━━ STUDY MATERIAL

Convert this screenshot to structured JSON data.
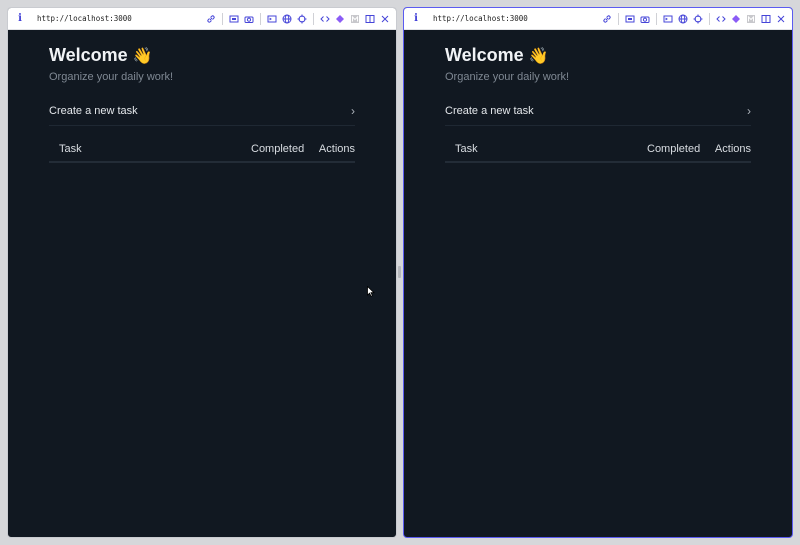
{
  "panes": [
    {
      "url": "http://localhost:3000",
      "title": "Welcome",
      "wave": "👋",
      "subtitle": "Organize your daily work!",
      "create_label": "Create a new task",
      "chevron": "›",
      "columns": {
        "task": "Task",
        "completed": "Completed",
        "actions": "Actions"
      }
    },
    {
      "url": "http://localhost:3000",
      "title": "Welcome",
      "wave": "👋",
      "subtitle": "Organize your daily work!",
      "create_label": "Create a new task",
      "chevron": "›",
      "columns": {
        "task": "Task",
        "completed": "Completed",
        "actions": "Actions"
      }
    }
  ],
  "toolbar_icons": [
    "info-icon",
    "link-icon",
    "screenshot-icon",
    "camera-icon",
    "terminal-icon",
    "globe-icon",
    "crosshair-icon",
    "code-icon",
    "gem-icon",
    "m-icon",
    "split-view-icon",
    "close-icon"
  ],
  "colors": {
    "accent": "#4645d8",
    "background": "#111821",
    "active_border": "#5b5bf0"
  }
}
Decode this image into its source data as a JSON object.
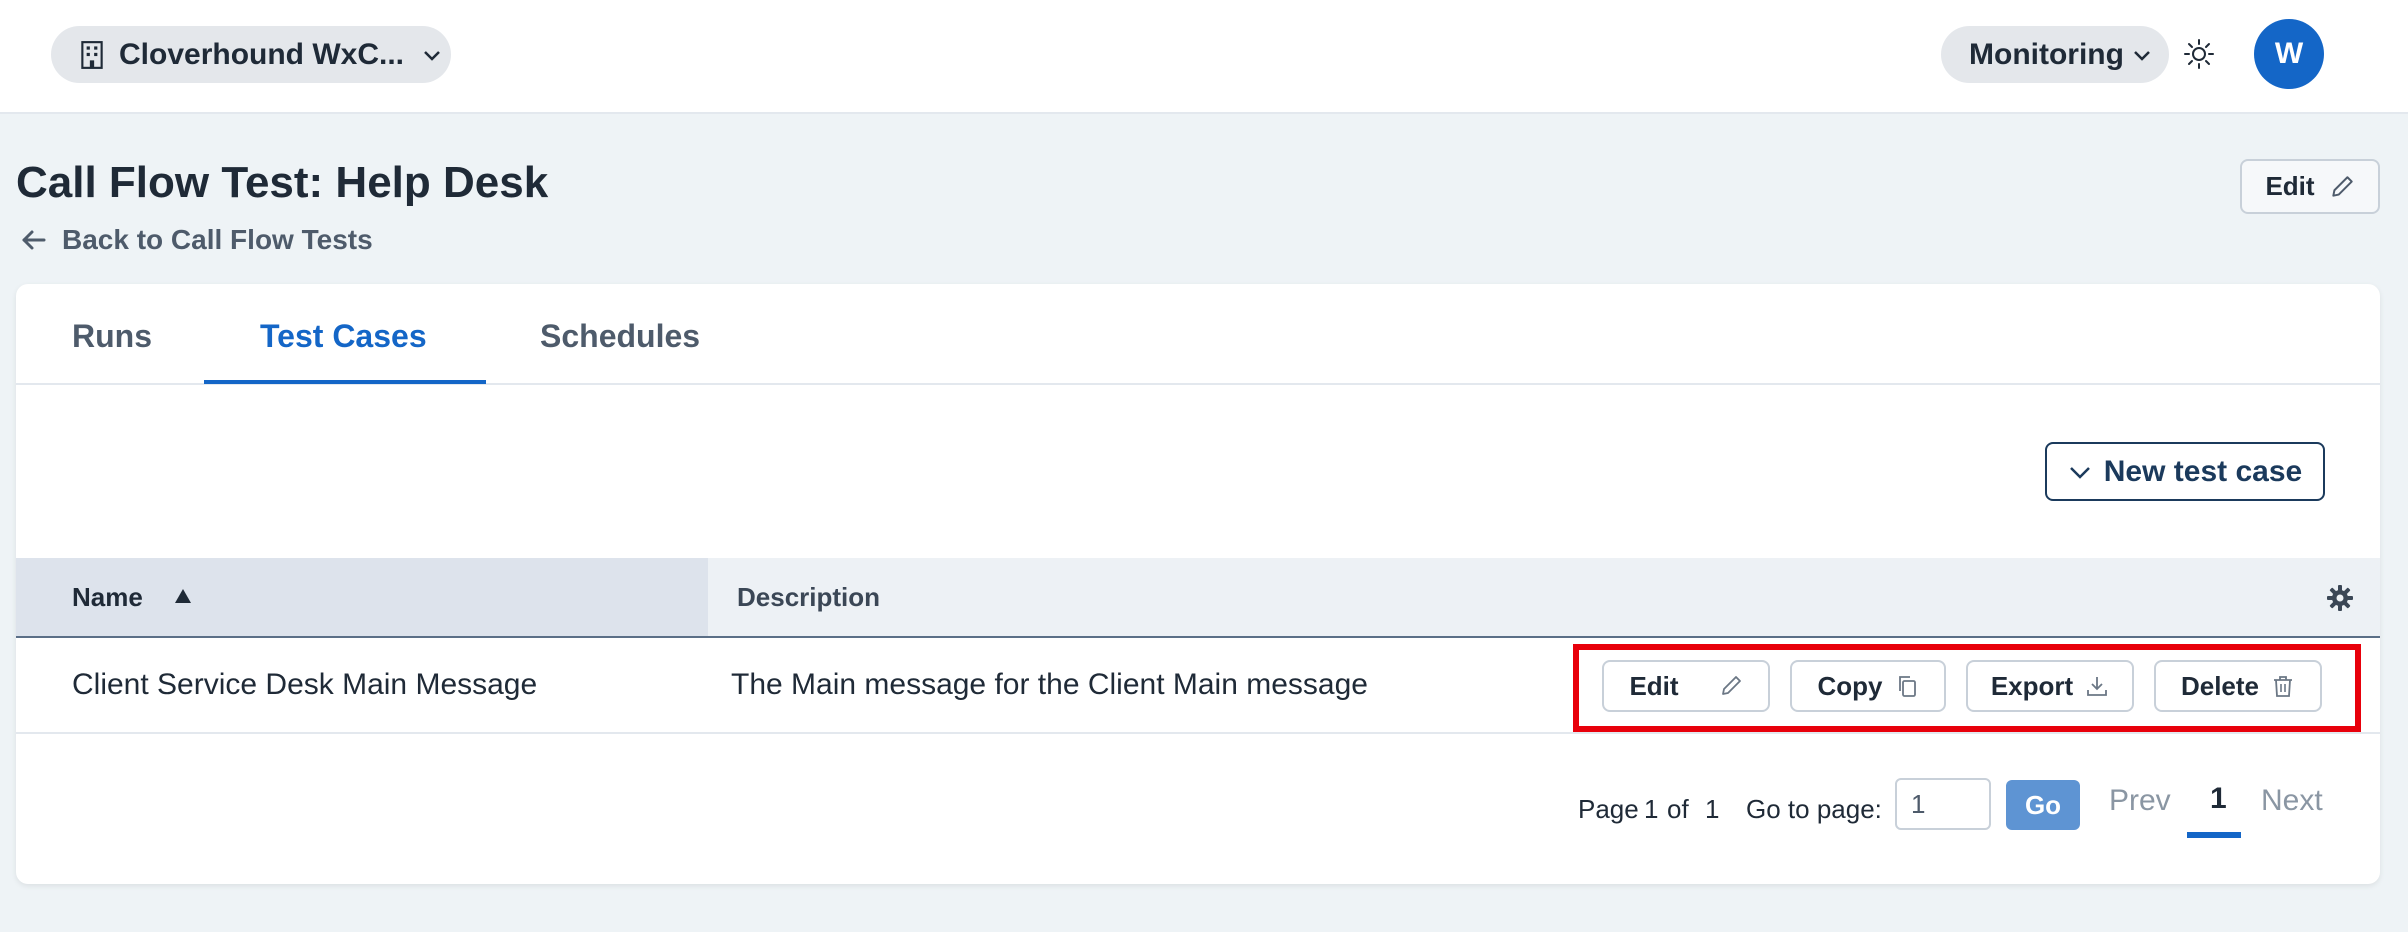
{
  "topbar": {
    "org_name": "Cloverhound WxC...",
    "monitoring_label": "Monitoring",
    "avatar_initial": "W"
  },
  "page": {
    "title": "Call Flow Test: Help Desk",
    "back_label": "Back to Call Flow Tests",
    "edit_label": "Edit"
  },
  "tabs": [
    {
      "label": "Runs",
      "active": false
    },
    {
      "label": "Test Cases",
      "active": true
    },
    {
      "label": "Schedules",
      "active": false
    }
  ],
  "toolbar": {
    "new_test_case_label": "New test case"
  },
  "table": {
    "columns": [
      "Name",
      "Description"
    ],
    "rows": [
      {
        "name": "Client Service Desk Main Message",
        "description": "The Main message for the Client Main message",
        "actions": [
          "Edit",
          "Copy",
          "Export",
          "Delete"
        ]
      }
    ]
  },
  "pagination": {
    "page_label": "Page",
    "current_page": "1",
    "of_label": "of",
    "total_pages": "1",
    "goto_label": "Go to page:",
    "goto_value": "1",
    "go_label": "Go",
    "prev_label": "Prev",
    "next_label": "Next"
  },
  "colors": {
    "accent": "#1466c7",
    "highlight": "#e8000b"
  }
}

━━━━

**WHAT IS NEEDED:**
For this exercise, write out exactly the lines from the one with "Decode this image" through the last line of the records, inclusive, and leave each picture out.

**SOLUTION TO THE PROBLEM:**
Decode this image into its source data as a JSON object.
{
  "topbar": {
    "org_name": "Cloverhound WxC...",
    "monitoring_label": "Monitoring",
    "avatar_initial": "W"
  },
  "page": {
    "title": "Call Flow Test: Help Desk",
    "back_label": "Back to Call Flow Tests",
    "edit_label": "Edit"
  },
  "tabs": [
    {
      "label": "Runs",
      "active": false
    },
    {
      "label": "Test Cases",
      "active": true
    },
    {
      "label": "Schedules",
      "active": false
    }
  ],
  "toolbar": {
    "new_test_case_label": "New test case"
  },
  "table": {
    "columns": [
      "Name",
      "Description"
    ],
    "rows": [
      {
        "name": "Client Service Desk Main Message",
        "description": "The Main message for the Client Main message",
        "actions": [
          "Edit",
          "Copy",
          "Export",
          "Delete"
        ]
      }
    ]
  },
  "pagination": {
    "page_label": "Page",
    "current_page": "1",
    "of_label": "of",
    "total_pages": "1",
    "goto_label": "Go to page:",
    "goto_value": "1",
    "go_label": "Go",
    "prev_label": "Prev",
    "next_label": "Next"
  },
  "colors": {
    "accent": "#1466c7",
    "highlight": "#e8000b"
  }
}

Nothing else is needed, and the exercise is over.